## Exercise
State only how many lines below include the word "this".
──────────
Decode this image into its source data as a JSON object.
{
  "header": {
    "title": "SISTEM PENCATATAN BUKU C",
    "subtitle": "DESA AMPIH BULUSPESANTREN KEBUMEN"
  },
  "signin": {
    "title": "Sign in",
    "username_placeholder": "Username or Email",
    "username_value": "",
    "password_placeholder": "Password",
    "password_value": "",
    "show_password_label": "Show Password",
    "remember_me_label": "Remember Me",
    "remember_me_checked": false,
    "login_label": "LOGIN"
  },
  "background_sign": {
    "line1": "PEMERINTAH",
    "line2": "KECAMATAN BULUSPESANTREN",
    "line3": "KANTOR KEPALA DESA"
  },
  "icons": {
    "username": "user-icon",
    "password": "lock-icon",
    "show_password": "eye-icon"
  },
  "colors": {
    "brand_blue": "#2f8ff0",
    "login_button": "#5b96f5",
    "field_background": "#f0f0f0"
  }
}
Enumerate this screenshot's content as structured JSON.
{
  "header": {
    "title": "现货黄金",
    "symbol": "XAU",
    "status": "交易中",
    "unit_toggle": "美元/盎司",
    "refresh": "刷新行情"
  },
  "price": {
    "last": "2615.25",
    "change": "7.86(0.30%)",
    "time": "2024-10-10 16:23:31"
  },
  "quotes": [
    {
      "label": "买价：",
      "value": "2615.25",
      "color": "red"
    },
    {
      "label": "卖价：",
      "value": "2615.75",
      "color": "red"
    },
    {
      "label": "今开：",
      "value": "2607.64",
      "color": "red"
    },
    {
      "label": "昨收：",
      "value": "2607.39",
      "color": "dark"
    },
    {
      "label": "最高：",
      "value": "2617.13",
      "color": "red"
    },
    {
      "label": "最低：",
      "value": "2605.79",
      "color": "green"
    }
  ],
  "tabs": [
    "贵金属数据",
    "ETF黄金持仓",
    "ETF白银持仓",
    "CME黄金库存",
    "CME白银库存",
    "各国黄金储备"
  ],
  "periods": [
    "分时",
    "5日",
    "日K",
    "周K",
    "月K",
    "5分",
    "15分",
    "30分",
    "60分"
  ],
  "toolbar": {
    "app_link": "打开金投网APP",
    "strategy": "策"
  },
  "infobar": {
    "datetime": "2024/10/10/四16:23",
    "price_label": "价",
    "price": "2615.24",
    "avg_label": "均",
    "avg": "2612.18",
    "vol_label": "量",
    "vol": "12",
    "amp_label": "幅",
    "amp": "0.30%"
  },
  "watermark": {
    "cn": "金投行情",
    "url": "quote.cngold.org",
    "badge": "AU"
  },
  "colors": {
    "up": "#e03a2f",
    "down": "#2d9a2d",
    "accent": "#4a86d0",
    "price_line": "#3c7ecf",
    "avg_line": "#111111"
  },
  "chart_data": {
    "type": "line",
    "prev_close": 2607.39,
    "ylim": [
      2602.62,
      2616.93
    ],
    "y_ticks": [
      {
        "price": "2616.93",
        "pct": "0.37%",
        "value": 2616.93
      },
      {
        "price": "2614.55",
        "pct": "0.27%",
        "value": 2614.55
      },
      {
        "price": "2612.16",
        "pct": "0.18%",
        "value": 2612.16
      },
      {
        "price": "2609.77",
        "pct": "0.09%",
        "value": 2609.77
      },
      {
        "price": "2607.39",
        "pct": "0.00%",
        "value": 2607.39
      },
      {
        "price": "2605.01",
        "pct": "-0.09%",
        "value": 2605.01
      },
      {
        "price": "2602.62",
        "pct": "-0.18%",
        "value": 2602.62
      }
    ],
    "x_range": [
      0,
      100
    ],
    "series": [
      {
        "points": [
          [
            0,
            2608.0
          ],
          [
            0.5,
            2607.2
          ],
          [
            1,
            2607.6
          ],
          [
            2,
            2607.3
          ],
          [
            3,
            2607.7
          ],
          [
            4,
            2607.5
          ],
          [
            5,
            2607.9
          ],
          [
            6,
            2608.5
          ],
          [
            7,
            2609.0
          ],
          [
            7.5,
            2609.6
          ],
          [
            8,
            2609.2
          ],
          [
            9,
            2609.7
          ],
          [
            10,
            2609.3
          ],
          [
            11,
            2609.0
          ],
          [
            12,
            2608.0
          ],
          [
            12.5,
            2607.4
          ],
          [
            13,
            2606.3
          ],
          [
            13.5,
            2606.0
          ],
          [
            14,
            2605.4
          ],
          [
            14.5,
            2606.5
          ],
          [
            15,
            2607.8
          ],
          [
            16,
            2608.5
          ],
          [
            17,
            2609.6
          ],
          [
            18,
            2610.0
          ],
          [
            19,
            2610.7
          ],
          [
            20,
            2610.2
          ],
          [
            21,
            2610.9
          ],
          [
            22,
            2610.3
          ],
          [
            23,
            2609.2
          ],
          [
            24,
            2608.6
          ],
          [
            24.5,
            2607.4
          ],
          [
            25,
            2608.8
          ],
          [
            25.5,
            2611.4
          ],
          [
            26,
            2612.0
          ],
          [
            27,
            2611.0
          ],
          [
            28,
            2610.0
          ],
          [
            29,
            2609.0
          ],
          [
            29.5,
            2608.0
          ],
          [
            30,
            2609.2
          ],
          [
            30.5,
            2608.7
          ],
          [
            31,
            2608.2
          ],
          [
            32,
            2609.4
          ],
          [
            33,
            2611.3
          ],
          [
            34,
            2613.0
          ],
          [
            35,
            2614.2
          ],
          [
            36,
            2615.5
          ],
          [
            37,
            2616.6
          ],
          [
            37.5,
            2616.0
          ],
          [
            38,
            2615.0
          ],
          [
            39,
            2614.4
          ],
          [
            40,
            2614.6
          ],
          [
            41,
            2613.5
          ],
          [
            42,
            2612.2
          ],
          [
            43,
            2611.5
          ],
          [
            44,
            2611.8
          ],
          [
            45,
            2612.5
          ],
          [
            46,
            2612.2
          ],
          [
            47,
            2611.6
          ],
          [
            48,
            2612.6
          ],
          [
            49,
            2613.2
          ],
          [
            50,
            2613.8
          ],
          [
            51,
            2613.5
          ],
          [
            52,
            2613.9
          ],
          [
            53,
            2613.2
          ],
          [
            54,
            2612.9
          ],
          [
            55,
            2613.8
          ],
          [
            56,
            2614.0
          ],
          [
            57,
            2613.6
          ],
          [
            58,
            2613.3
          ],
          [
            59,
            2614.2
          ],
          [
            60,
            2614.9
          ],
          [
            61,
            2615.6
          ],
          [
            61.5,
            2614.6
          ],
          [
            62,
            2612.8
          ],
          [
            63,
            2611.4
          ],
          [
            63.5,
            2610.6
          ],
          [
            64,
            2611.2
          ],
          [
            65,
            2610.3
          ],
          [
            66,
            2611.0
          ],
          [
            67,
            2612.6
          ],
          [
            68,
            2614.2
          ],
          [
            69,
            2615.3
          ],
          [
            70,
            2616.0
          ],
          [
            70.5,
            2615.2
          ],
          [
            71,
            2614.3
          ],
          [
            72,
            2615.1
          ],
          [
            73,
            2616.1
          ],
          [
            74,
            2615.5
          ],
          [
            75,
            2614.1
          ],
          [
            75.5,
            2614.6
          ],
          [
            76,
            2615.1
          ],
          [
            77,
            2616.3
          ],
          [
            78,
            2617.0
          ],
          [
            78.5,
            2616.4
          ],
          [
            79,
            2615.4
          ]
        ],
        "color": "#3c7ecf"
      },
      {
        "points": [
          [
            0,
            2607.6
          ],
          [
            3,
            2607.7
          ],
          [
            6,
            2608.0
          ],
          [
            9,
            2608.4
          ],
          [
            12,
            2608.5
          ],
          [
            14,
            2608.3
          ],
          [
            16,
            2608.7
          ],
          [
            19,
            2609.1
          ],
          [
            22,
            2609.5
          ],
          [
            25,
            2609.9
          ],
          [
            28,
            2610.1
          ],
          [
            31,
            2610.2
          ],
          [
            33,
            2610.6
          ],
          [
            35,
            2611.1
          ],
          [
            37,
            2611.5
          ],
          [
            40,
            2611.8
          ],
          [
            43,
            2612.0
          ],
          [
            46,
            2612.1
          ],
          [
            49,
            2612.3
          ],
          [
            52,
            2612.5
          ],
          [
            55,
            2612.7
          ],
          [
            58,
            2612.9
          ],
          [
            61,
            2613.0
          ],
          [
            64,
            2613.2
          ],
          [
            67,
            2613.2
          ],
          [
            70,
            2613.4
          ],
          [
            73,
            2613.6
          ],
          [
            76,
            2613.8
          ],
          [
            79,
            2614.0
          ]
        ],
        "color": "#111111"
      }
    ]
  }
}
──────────
## Written answer
2